Please report every line in the material below where the word "Resilience" is found.
+-------+
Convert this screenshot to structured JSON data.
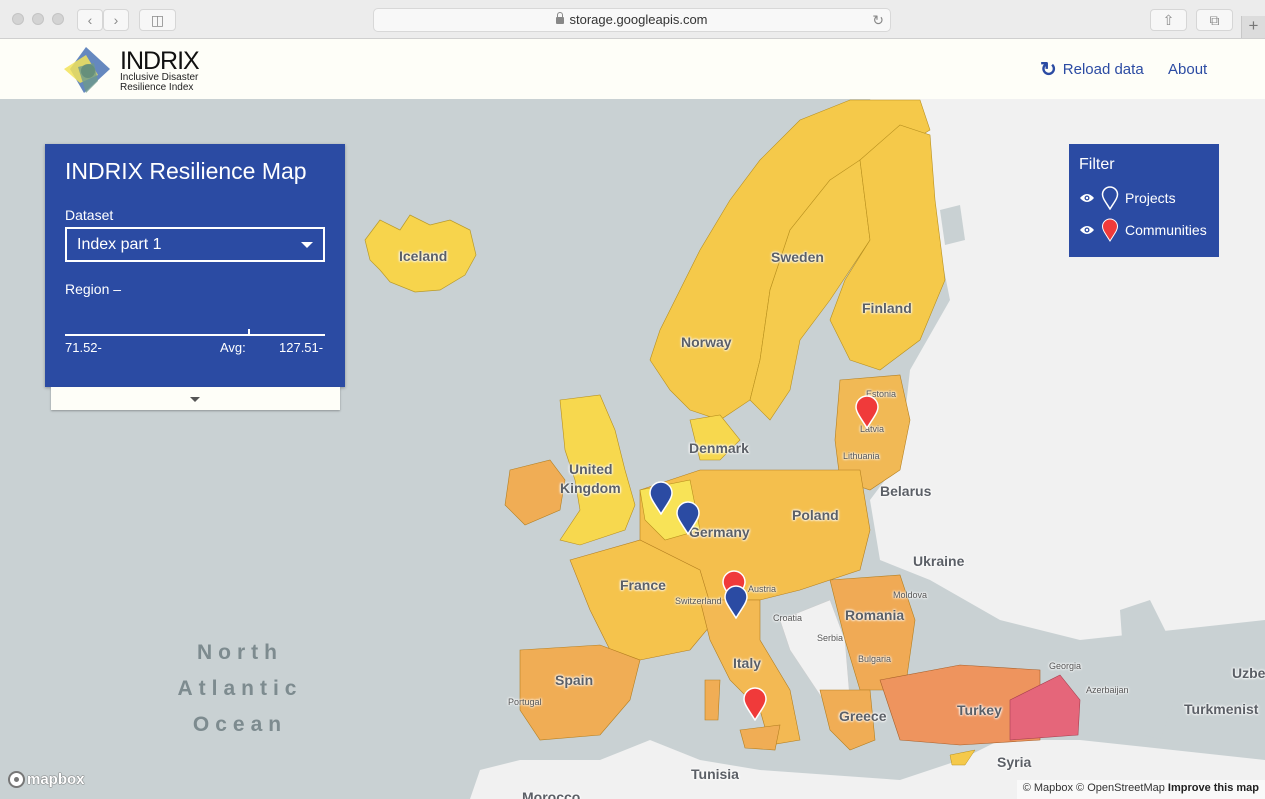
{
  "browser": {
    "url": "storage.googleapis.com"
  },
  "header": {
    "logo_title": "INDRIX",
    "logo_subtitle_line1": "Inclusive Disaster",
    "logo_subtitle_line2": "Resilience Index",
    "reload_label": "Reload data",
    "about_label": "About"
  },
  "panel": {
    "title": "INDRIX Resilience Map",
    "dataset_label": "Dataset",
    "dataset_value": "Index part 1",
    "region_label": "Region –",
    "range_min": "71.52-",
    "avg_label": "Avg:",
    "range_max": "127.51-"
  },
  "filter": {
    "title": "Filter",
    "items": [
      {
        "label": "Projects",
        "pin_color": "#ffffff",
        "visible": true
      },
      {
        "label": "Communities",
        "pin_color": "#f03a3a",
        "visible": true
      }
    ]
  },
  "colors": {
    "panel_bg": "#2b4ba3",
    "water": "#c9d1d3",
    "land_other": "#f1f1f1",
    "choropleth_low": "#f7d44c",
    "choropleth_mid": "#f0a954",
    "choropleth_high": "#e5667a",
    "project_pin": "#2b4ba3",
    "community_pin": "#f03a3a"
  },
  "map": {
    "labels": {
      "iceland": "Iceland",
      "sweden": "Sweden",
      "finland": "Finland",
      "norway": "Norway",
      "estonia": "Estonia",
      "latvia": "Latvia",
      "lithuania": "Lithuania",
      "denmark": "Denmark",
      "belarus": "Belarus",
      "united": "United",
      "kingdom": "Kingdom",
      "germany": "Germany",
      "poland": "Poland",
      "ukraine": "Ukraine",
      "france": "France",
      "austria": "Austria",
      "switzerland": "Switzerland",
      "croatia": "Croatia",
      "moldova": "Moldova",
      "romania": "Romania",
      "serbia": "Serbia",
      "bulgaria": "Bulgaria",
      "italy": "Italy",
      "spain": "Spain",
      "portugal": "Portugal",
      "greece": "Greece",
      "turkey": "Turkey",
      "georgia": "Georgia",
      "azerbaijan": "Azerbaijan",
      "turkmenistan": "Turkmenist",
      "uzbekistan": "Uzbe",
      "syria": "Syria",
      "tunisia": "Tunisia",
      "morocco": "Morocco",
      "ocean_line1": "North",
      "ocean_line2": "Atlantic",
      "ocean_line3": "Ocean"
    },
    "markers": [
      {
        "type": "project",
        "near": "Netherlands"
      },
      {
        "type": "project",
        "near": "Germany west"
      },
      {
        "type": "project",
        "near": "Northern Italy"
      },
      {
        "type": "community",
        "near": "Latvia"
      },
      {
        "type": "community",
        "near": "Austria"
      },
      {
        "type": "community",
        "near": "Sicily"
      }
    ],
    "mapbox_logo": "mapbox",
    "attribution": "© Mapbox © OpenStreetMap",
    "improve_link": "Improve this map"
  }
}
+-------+
Expected answer =
    "logo_subtitle_line2": "Resilience Index",
    "title": "INDRIX Resilience Map",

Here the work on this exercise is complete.